### What is being asked:
Tally the lines of the entries below that hold the word "diablo", and please give only the total.

### Stored entries:
•••

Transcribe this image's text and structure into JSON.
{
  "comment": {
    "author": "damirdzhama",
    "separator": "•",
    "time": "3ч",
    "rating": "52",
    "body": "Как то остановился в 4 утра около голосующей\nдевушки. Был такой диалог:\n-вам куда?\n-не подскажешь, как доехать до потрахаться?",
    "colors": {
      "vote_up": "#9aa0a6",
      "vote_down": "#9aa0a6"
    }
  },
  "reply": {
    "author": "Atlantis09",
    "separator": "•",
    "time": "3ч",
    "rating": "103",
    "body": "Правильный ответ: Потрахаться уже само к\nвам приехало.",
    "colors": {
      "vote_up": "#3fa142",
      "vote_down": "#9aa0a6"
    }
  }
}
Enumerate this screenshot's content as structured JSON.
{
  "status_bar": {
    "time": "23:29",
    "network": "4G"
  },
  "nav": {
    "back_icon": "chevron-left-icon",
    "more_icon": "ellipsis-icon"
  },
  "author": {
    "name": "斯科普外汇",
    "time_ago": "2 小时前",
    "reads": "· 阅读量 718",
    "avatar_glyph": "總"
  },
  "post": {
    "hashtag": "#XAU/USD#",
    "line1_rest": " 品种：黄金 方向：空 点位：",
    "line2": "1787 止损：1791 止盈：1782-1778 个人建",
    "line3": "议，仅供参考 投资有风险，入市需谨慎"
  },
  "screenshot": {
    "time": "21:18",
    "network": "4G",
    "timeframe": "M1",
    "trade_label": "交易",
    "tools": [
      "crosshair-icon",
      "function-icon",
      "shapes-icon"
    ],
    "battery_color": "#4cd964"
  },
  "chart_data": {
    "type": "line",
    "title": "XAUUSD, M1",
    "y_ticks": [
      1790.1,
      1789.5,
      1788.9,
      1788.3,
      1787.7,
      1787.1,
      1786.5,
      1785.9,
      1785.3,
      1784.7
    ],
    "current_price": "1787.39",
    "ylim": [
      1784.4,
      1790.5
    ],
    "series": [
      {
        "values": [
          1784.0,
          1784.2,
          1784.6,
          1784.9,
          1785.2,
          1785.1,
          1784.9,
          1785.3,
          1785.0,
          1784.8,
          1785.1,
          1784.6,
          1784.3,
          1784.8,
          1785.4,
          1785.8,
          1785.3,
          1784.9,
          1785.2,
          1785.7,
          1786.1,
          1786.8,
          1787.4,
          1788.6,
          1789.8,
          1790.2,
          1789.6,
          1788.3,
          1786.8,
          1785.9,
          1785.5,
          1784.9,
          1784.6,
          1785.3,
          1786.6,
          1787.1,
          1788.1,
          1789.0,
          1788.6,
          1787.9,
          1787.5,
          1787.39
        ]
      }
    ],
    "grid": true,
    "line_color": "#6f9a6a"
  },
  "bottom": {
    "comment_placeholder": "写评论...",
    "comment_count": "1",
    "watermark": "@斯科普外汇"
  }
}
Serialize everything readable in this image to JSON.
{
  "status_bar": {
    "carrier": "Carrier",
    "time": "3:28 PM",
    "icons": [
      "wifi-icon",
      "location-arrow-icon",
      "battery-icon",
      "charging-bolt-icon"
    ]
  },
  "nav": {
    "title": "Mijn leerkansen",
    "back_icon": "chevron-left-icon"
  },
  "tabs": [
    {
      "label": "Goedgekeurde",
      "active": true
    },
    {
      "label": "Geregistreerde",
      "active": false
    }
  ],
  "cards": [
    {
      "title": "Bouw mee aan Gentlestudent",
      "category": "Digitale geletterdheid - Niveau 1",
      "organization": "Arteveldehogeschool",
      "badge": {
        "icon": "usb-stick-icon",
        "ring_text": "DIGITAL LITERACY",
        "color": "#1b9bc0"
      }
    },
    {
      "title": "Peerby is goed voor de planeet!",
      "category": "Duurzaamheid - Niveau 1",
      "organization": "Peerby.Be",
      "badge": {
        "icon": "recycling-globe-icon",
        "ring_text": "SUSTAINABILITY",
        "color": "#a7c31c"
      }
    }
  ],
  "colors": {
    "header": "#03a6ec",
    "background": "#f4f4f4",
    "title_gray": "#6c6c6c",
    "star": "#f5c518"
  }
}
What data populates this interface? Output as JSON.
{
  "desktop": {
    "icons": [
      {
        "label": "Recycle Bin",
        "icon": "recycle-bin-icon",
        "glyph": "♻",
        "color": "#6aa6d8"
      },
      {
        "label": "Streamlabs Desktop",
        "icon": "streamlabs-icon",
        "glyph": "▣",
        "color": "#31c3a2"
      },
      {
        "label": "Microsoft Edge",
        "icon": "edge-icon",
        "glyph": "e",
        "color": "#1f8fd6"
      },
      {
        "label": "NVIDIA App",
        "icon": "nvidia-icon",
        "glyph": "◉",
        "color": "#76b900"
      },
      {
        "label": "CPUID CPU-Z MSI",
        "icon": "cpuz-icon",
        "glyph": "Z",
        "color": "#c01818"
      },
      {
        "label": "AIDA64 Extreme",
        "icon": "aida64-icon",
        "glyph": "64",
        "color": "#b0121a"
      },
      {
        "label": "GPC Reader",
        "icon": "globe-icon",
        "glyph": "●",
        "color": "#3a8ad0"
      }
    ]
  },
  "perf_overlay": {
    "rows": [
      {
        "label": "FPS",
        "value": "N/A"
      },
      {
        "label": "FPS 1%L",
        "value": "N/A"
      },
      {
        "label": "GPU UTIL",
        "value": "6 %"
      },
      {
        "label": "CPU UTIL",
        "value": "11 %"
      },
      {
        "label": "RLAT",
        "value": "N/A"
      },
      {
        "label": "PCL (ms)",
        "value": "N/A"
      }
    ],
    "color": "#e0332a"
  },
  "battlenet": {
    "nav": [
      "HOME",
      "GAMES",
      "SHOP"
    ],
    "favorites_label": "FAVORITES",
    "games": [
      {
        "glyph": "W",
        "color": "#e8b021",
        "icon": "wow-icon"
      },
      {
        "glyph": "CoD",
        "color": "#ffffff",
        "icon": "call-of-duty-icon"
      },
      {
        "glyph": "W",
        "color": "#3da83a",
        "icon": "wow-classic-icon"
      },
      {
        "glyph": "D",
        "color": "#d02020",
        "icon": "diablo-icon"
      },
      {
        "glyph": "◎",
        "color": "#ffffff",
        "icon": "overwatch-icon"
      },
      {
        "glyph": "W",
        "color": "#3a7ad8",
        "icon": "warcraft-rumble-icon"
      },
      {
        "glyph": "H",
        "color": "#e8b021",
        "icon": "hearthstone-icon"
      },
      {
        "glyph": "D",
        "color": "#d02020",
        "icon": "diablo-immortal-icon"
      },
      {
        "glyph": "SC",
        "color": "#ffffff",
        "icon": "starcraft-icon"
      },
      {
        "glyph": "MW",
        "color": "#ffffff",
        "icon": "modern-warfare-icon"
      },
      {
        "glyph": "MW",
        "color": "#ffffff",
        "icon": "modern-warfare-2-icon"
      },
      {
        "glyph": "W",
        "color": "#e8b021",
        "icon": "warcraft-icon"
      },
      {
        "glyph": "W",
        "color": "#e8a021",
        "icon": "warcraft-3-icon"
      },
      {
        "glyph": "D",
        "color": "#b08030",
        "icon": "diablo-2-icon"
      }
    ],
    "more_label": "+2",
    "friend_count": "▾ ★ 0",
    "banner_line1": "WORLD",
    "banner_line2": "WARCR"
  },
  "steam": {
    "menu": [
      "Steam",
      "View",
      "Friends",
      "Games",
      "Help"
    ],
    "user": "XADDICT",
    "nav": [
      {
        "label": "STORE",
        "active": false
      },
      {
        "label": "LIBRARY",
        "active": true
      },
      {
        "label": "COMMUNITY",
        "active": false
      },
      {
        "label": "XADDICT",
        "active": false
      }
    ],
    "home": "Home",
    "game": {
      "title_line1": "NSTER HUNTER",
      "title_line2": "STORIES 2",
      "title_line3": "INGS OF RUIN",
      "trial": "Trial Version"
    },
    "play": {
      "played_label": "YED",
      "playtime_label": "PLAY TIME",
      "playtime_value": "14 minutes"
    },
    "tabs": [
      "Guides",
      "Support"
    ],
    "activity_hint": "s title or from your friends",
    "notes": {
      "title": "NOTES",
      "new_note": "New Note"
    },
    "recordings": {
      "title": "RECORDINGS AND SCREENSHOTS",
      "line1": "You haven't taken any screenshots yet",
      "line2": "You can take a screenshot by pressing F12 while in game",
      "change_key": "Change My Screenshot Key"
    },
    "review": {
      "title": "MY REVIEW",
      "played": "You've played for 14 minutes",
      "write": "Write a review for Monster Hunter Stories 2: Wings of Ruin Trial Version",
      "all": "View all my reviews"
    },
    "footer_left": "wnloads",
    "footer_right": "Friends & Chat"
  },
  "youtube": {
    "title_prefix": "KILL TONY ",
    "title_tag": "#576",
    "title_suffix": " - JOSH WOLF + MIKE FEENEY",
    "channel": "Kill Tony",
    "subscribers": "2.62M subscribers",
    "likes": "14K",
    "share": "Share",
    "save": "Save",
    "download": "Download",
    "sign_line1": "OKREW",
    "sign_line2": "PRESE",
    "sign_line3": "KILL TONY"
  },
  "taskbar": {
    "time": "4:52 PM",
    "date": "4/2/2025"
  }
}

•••

### Task answer:
3